Nevertheless, I was glad to be out on the street again with a new earthen cup of chai steaming in my hand; the common clay cups are tossed or dramatically smashed along the side of the street when empty. On my way back I stopped in a small enclosed park where some kids were planing cricket. It was a whole lotta fun hanging out with them and even learning what that big bat was for. Back at the hotel, I woke up Ryan to meet Rajat, who had just pulled his usual night shift at the call center to line up with North America time, and hadn't slept at all (he says he can pull it off for about 3 days before he crashes), and he continued his guided culinary/cultural tour of his city. Though we had lots of things to sample that I can't recall or pronounce, the few things that absolutely stand out were the sweets that Kolkata is famous for made of curdled milk balls in syrup with the consistency of cotton and a sickly-milky sweet taste to them, and also spicy everything else

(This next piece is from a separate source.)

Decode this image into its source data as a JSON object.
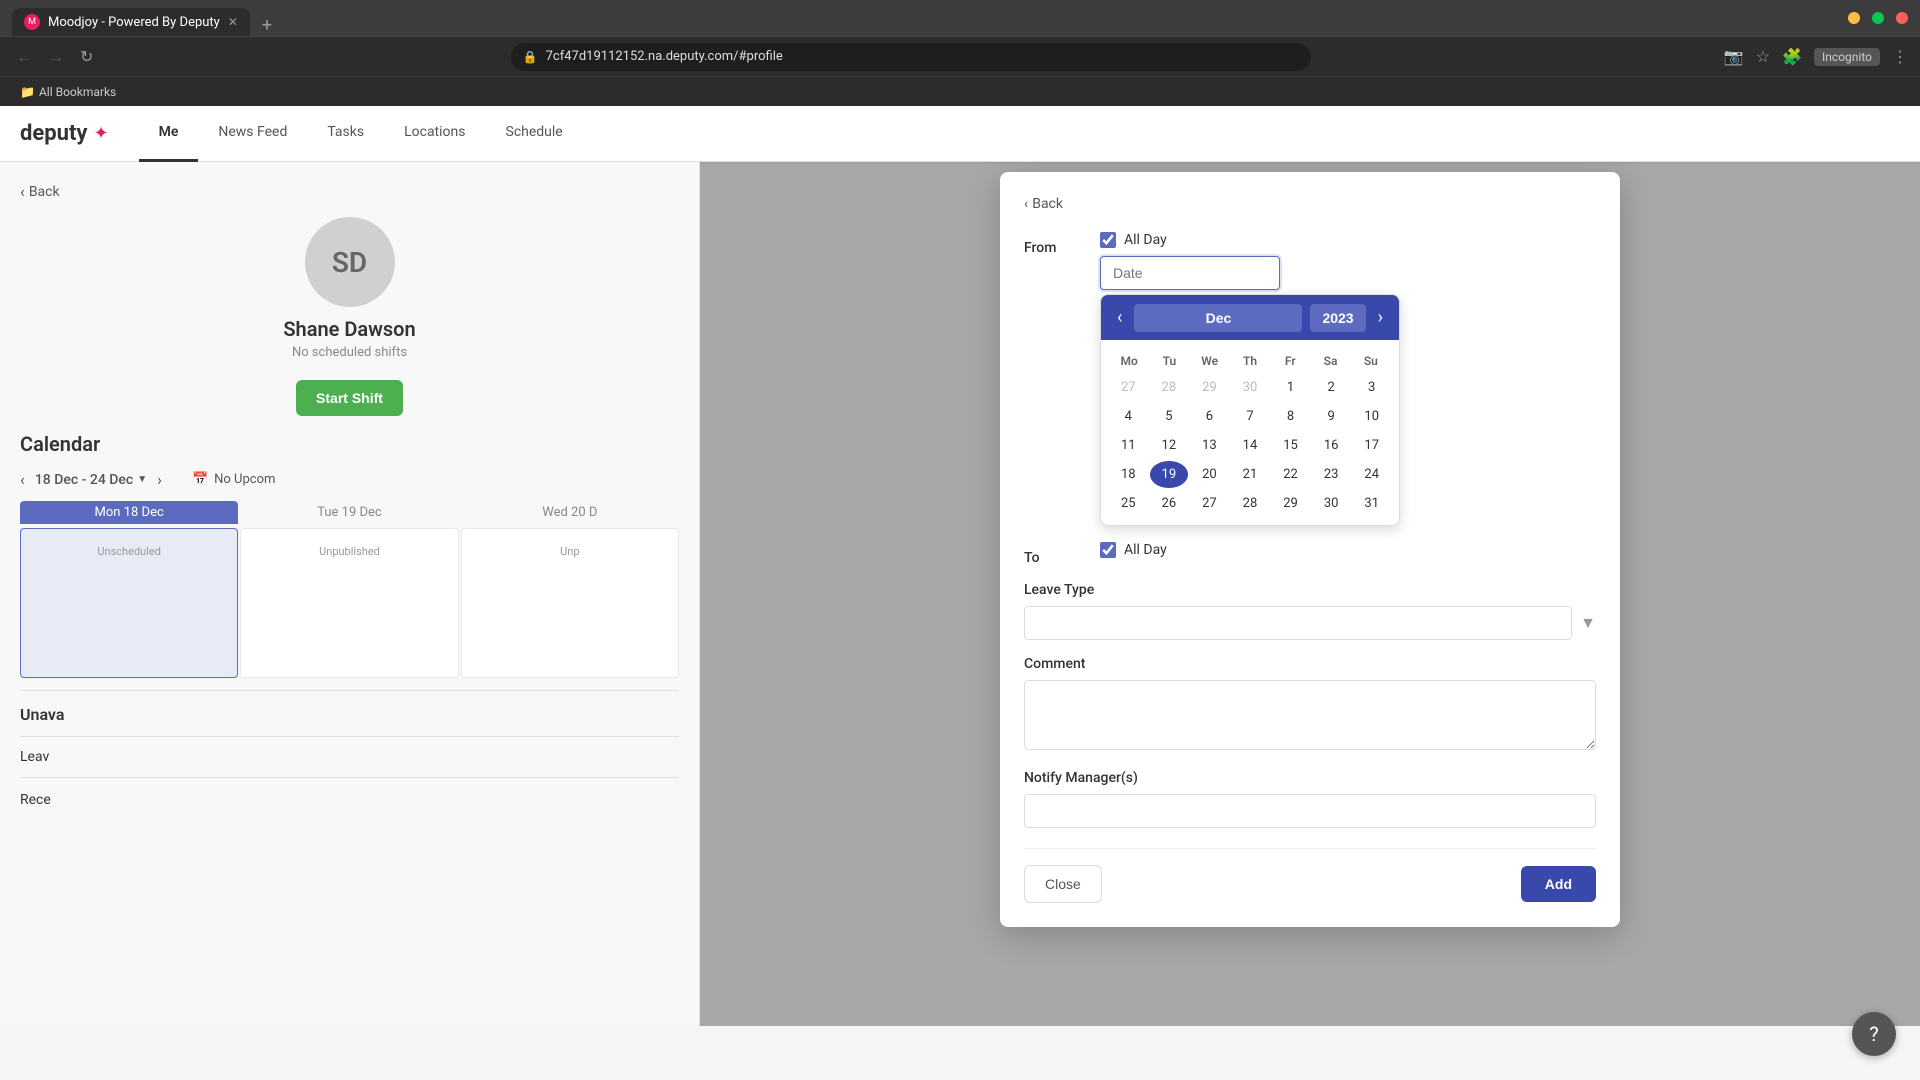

We had a stop at Mother Teresa's house, a perpetually unfinished temple that gets am addition every year to ensure luck for its benefactor, saw a cool Mars movie at the science museum, and saw the Victoria Memorial (from outside, where no payment is required and it gets just as equally check-listed). We also cruised by St. Paul's Cathedral where, in response to my observation that the barbed wire atop the fence was pointing the direction to keep people in rather than out, Ryan quipped, "They must teach Sunday school." I had a quick game of soccer in the park with some fellas (where I probably lost my second Citibank card of the trip, I think the only reason I've not lost it more often is that it's been too lost already for me to lose it most of the time), then we three amigos went to the film institute to indulge, for a dollar, in a luxury we'd been without for several months: a movie in the theaters! The Chronicles of Narnia: The Lion, the Witch, and the Wardrobe was actually very good :)

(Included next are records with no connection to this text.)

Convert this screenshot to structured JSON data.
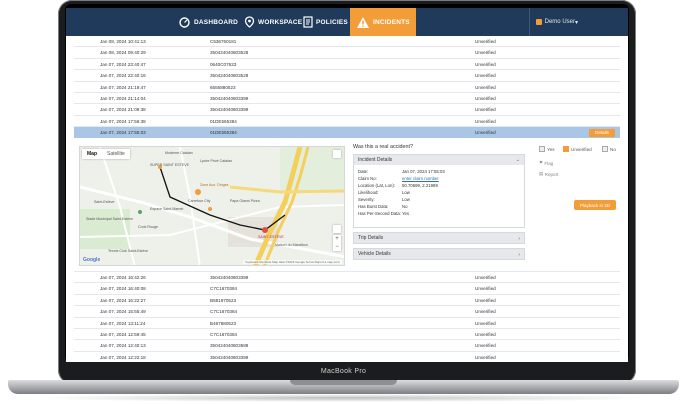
{
  "device": {
    "brand": "MacBook Pro"
  },
  "nav": {
    "items": [
      {
        "label": "DASHBOARD",
        "icon": "dashboard-icon"
      },
      {
        "label": "WORKSPACE",
        "icon": "workspace-icon"
      },
      {
        "label": "POLICIES",
        "icon": "policies-icon"
      },
      {
        "label": "INCIDENTS",
        "icon": "warning-icon",
        "active": true
      }
    ],
    "user": "Demo User"
  },
  "rows_top": [
    {
      "date": "Jan 08, 2024 10:41:13",
      "claim": "C536760181",
      "status": "Unverified"
    },
    {
      "date": "Jan 08, 2024 09:40:29",
      "claim": "350424040803528",
      "status": "Unverified"
    },
    {
      "date": "Jan 07, 2024 23:40:47",
      "claim": "0640C07623",
      "status": "Unverified"
    },
    {
      "date": "Jan 07, 2024 22:40:16",
      "claim": "350424040803528",
      "status": "Unverified"
    },
    {
      "date": "Jan 07, 2024 21:19:47",
      "claim": "6555880523",
      "status": "Unverified"
    },
    {
      "date": "Jan 07, 2024 21:14:04",
      "claim": "350424040803399",
      "status": "Unverified"
    },
    {
      "date": "Jan 07, 2024 21:09:38",
      "claim": "350424040803399",
      "status": "Unverified"
    },
    {
      "date": "Jan 07, 2024 17:56:38",
      "claim": "01DE565384",
      "status": "Unverified"
    },
    {
      "date": "Jan 07, 2024 17:55:03",
      "claim": "01DE565384",
      "status": "Unverified",
      "selected": true,
      "action": "Details"
    }
  ],
  "map": {
    "tabs": [
      "Map",
      "Satellite"
    ],
    "labels": {
      "l1": "SUPER SAINT ESTEVE",
      "l2": "Moderne Catalan",
      "l3": "Lycée Privé Catalan",
      "l4": "Zone Aux. Dinges",
      "l5": "Saint-Estève",
      "l6": "Carrefour City",
      "l7": "Stade Municipal Saint-Estève",
      "l8": "Espace Saint-Mamet",
      "l9": "Papa Gianni Pizza",
      "l10": "SAINT-ESTÈVE",
      "l11": "Maison du Marathon",
      "l12": "Tennis Club Saint-Estève",
      "l13": "Croix Rouge"
    },
    "attribution": "Keyboard shortcuts   Map data ©2024 Google   Terms   Report a map error",
    "logo": "Google"
  },
  "incident": {
    "question": "Was this a real accident?",
    "panel_title": "Incident Details",
    "fields": [
      {
        "k": "Date:",
        "v": "Jan 07, 2024 17:55:03"
      },
      {
        "k": "Claim No:",
        "v": "enter claim number",
        "link": true
      },
      {
        "k": "Location (Lat, Lon):",
        "v": "50.70699, 2.21989"
      },
      {
        "k": "Likelihood:",
        "v": "Low"
      },
      {
        "k": "Severity:",
        "v": "Low"
      },
      {
        "k": "Has Burst Data:",
        "v": "No"
      },
      {
        "k": "Has Per-Second Data:",
        "v": "Yes"
      }
    ],
    "trip": "Trip Details",
    "vehicle": "Vehicle Details"
  },
  "options": {
    "yes": "Yes",
    "unverified": "Unverified",
    "no": "No",
    "flag": "Flag",
    "report": "Report",
    "play": "Playback in 3D"
  },
  "rows_bottom": [
    {
      "date": "Jan 07, 2024 16:42:26",
      "claim": "350424040803399",
      "status": "Unverified"
    },
    {
      "date": "Jan 07, 2024 16:40:08",
      "claim": "C7C1670384",
      "status": "Unverified"
    },
    {
      "date": "Jan 07, 2024 16:22:27",
      "claim": "B581970523",
      "status": "Unverified"
    },
    {
      "date": "Jan 07, 2024 15:55:49",
      "claim": "C7C1670384",
      "status": "Unverified"
    },
    {
      "date": "Jan 07, 2024 13:11:24",
      "claim": "B467880523",
      "status": "Unverified"
    },
    {
      "date": "Jan 07, 2024 12:59:45",
      "claim": "C7C1670384",
      "status": "Unverified"
    },
    {
      "date": "Jan 07, 2024 12:40:13",
      "claim": "350424040803588",
      "status": "Unverified"
    },
    {
      "date": "Jan 07, 2024 12:22:18",
      "claim": "350424040803399",
      "status": "Unverified"
    }
  ]
}
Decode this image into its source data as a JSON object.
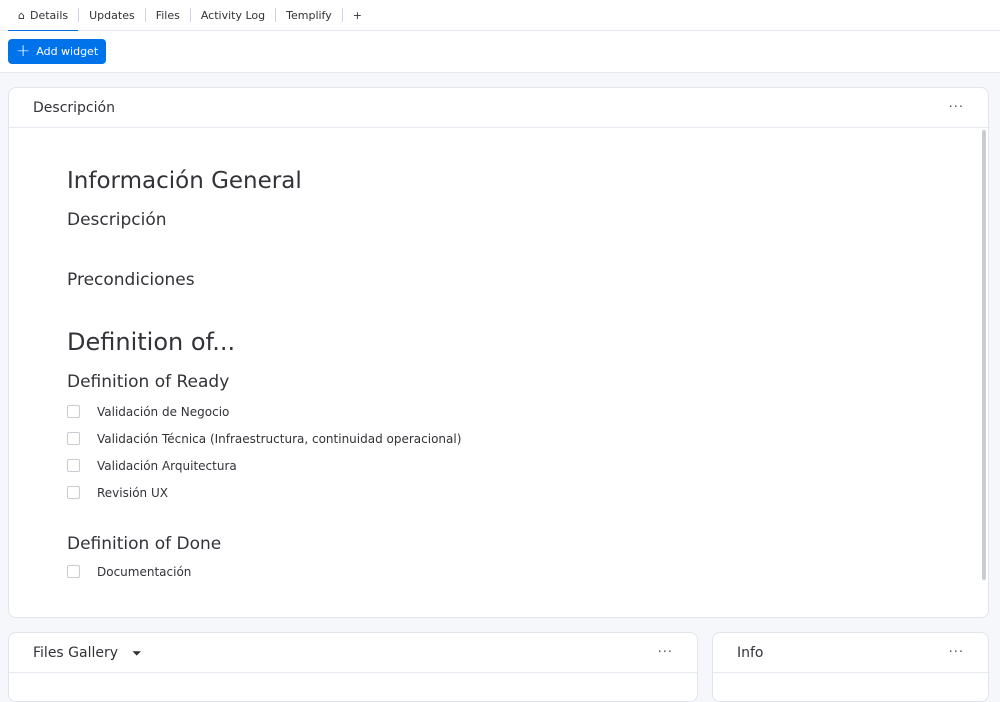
{
  "tabs": [
    "Details",
    "Updates",
    "Files",
    "Activity Log",
    "Templify"
  ],
  "add_tab": "+",
  "add_widget": "Add widget",
  "desc_card": {
    "title": "Descripción",
    "menu": "···",
    "h_general": "Información General",
    "h_desc": "Descripción",
    "h_pre": "Precondiciones",
    "h_def": "Definition of...",
    "h_ready": "Definition of Ready",
    "ready": [
      "Validación de Negocio",
      "Validación Técnica (Infraestructura, continuidad operacional)",
      "Validación Arquitectura",
      "Revisión UX"
    ],
    "h_done": "Definition of Done",
    "done": [
      "Documentación"
    ]
  },
  "files_card": {
    "title": "Files Gallery",
    "menu": "···"
  },
  "info_card": {
    "title": "Info",
    "menu": "···"
  }
}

Rajat met us again the next day to help arrange our transport out. We wouldn't have minded a few more days there, but we shifted some plans around when we learned that my good friend Elliot Cohen from Cal, who we had been planning to visit at Mt. Everest Base Camp, would be wrapping up research and coming down soon. Hoping to catch him in Nepal, we arranged a train ticket out of India for that afternoon with Ray's help. Luckily I'd brought my travel guitar along as I had certainly not brought my passport, and they only acquiesced to sell me a foreigner ticket once I'd spun a tune for the guard and ticket man

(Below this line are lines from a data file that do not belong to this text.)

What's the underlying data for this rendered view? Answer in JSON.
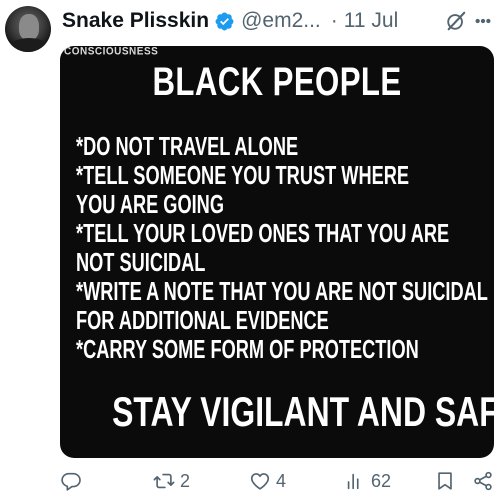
{
  "tweet": {
    "author_name": "Snake Plisskin",
    "handle": "@em2...",
    "separator": "·",
    "date": "11 Jul"
  },
  "media": {
    "watermark_top": "",
    "watermark": "CONSCIOUSNESS",
    "title": "BLACK PEOPLE",
    "lines": [
      "*DO NOT TRAVEL ALONE",
      "*TELL SOMEONE YOU TRUST WHERE",
      "YOU ARE GOING",
      "*TELL YOUR LOVED ONES THAT YOU ARE",
      "NOT SUICIDAL",
      "*WRITE A NOTE THAT YOU ARE NOT SUICIDAL",
      "FOR ADDITIONAL EVIDENCE",
      "*CARRY SOME FORM OF PROTECTION"
    ],
    "footer": "STAY VIGILANT AND SAFE"
  },
  "actions": {
    "replies": "",
    "retweets": "2",
    "likes": "4",
    "views": "62"
  },
  "colors": {
    "verified_blue": "#1d9bf0",
    "secondary_text": "#536471",
    "image_background": "#0b0b0b"
  },
  "icons": [
    "verified-badge-icon",
    "grok-icon",
    "more-icon",
    "reply-icon",
    "retweet-icon",
    "like-icon",
    "views-icon",
    "bookmark-icon",
    "share-icon"
  ]
}
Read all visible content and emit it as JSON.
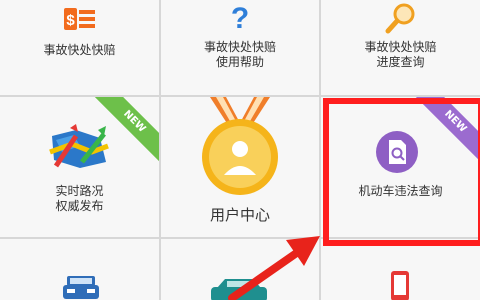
{
  "tiles": {
    "quick_claim": {
      "label": "事故快处快赔",
      "icon": "money-list-icon"
    },
    "help": {
      "label": "事故快处快赔\n使用帮助",
      "icon": "question-icon"
    },
    "progress": {
      "label": "事故快处快赔\n进度查询",
      "icon": "magnifier-icon"
    },
    "traffic": {
      "label": "实时路况\n权威发布",
      "icon": "road-map-icon",
      "badge": "NEW"
    },
    "user_center": {
      "label": "用户中心",
      "icon": "medal-user-icon"
    },
    "violation": {
      "label": "机动车违法查询",
      "icon": "document-search-icon",
      "badge": "NEW"
    }
  },
  "colors": {
    "green_badge": "#6dc04a",
    "purple_badge": "#9b6bcf",
    "highlight": "#ff1e1e",
    "arrow": "#e8231b",
    "icon_orange": "#f08a24",
    "icon_blue": "#2f7fd9",
    "medal_gold": "#f5b41a"
  }
}
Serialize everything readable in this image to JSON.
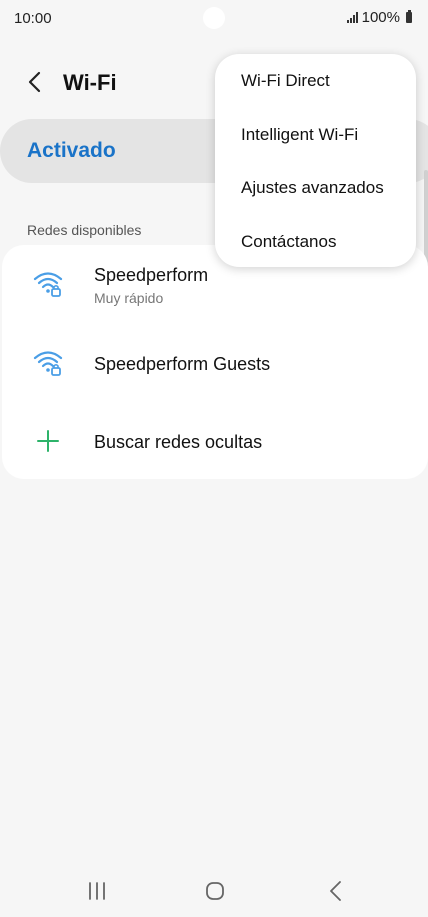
{
  "status": {
    "time": "10:00",
    "battery": "100%"
  },
  "header": {
    "title": "Wi-Fi"
  },
  "toggle": {
    "label": "Activado"
  },
  "networks": {
    "section_label": "Redes disponibles",
    "items": [
      {
        "name": "Speedperform",
        "subtitle": "Muy rápido",
        "icon": "wifi-lock-icon"
      },
      {
        "name": "Speedperform Guests",
        "subtitle": "",
        "icon": "wifi-lock-icon"
      },
      {
        "name": "Buscar redes ocultas",
        "subtitle": "",
        "icon": "plus-icon"
      }
    ]
  },
  "menu": {
    "items": [
      {
        "label": "Wi-Fi Direct"
      },
      {
        "label": "Intelligent Wi-Fi"
      },
      {
        "label": "Ajustes avanzados"
      },
      {
        "label": "Contáctanos"
      }
    ]
  },
  "colors": {
    "accent": "#1a73c8",
    "wifi": "#4a9ee6",
    "plus": "#2db36a"
  }
}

Our double decker train was lovely as usual, with a lecture from Biplob and conversation with Manish to keep it interesting. Biplob did get worried when I got off at the midway stop in search of some train-platform curry and, before going off to look and find me just outside the door, told Ryan that if the train did start to leave to pull the emergency alarm and leave dealing with the authorities to Biplob. Fortunately no Biplob intervention was necessary and we chugged merrily along to the border through the night.
Moral of the Story: Spicy ice cream?! Honestly, who does that?